It’s been a long time since The Rapture’s last album. Not The Avalanches long, obviously, but five years is a good old stretch. But bugger me, it’s good to have them back – even if this time around they appear to have written the same song eleven times in a row.
Let me explain. The first song on ‘In The Grace Of Your Love’ goes, “Sail / Sail away / With you” and then repeats it over a shimmering disco beat. Track two, ‘Miss You’ goes, “Never thought I would miss you / But oh how I miss you” and then repeats it over a funky, vaguely electro beat. Track three goes… Well, you get the message. The great thing about the album, though, is how little that sameyness matters. Within the template set, they craft many smaller variations. ‘How Deep Is Your Love’ bops around a late-Eighties house piano riff. ‘Never Gonna Die Again’ has a Ting Tings shuffle only, y’know, not shite. It’s also, probably, their best pop song since ‘House Of Jealous Lovers’.

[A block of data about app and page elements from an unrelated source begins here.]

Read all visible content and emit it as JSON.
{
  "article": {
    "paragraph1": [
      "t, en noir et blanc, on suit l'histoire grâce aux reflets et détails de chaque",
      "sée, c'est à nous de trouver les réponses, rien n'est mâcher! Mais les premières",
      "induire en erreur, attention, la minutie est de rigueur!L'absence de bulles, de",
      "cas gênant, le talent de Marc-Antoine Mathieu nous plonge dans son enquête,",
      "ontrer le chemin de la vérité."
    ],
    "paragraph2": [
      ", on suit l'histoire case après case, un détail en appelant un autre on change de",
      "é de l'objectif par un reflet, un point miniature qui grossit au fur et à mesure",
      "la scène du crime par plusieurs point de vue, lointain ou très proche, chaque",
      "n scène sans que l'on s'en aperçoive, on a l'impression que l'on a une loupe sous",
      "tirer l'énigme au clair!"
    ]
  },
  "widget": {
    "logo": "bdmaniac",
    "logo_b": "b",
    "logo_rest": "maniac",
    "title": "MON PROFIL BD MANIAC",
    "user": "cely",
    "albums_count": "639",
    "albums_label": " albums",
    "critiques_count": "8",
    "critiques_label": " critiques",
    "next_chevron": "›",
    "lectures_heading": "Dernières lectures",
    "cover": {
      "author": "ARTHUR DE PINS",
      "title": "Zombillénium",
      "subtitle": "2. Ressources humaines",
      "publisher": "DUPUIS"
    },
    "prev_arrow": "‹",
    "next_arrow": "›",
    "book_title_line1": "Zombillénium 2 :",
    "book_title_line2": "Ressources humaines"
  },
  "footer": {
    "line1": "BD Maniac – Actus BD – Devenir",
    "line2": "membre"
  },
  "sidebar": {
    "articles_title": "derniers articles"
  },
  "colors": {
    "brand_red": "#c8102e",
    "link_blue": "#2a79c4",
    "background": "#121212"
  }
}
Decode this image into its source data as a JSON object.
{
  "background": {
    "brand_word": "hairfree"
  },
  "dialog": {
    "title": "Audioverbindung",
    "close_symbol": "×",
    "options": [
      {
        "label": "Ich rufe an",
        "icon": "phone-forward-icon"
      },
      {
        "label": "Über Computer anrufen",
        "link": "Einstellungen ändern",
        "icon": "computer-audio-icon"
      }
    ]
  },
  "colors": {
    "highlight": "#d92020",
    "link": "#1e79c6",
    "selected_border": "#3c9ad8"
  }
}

What’s new is the stripped-back, skeletal feel to the music. It’s not a difficult or aloof album, but there is a cool precision that feels different to the choppy punkiness of old. Much of this tone has been gifted by the departure of Mattie Safer and the reinstallation of Luke Jenner at the helm of the song writing, a man whose been through the mill recently and has the wistful songs to prove it. Above all, it feels like a band with a clear idea of who they are, playing to their strengths and reminds you why the whole dance-punk thing sounded like such a good idea a decade ago. Don’t leave it so long next time, eh boys?
Words by Will Salmon